Segment Start: MATERIAL TO PROCESS

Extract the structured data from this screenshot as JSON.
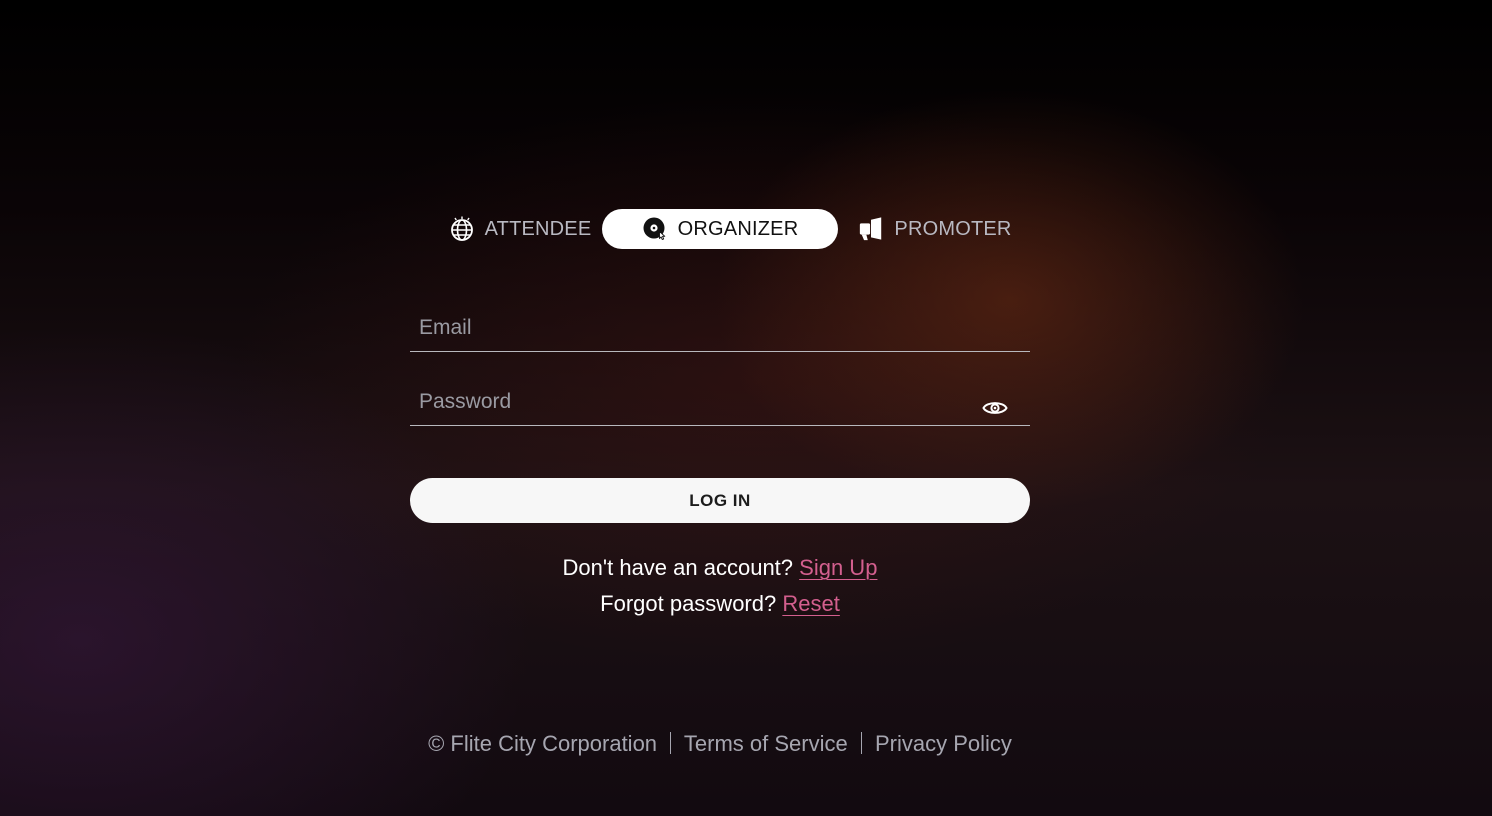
{
  "roles": {
    "attendee": {
      "label": "ATTENDEE",
      "icon": "globe-icon"
    },
    "organizer": {
      "label": "ORGANIZER",
      "icon": "vinyl-record-icon",
      "active": true
    },
    "promoter": {
      "label": "PROMOTER",
      "icon": "megaphone-icon"
    }
  },
  "form": {
    "email_placeholder": "Email",
    "email_value": "",
    "password_placeholder": "Password",
    "password_value": "",
    "toggle_icon": "eye-icon",
    "login_label": "LOG IN"
  },
  "signup": {
    "prompt": "Don't have an account?",
    "link": "Sign Up"
  },
  "reset": {
    "prompt": "Forgot password?",
    "link": "Reset"
  },
  "footer": {
    "copyright": "© Flite City Corporation",
    "terms": "Terms of Service",
    "privacy": "Privacy Policy"
  },
  "colors": {
    "accent_link": "#d35f8e",
    "active_tab_bg": "#ffffff",
    "button_bg": "#f7f7f7"
  }
}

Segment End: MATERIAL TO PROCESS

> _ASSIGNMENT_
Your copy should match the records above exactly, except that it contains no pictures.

> _EXERCISE OUTPUT_
Extract the structured data from this screenshot as JSON.
{
  "roles": {
    "attendee": {
      "label": "ATTENDEE",
      "icon": "globe-icon"
    },
    "organizer": {
      "label": "ORGANIZER",
      "icon": "vinyl-record-icon",
      "active": true
    },
    "promoter": {
      "label": "PROMOTER",
      "icon": "megaphone-icon"
    }
  },
  "form": {
    "email_placeholder": "Email",
    "email_value": "",
    "password_placeholder": "Password",
    "password_value": "",
    "toggle_icon": "eye-icon",
    "login_label": "LOG IN"
  },
  "signup": {
    "prompt": "Don't have an account?",
    "link": "Sign Up"
  },
  "reset": {
    "prompt": "Forgot password?",
    "link": "Reset"
  },
  "footer": {
    "copyright": "© Flite City Corporation",
    "terms": "Terms of Service",
    "privacy": "Privacy Policy"
  },
  "colors": {
    "accent_link": "#d35f8e",
    "active_tab_bg": "#ffffff",
    "button_bg": "#f7f7f7"
  }
}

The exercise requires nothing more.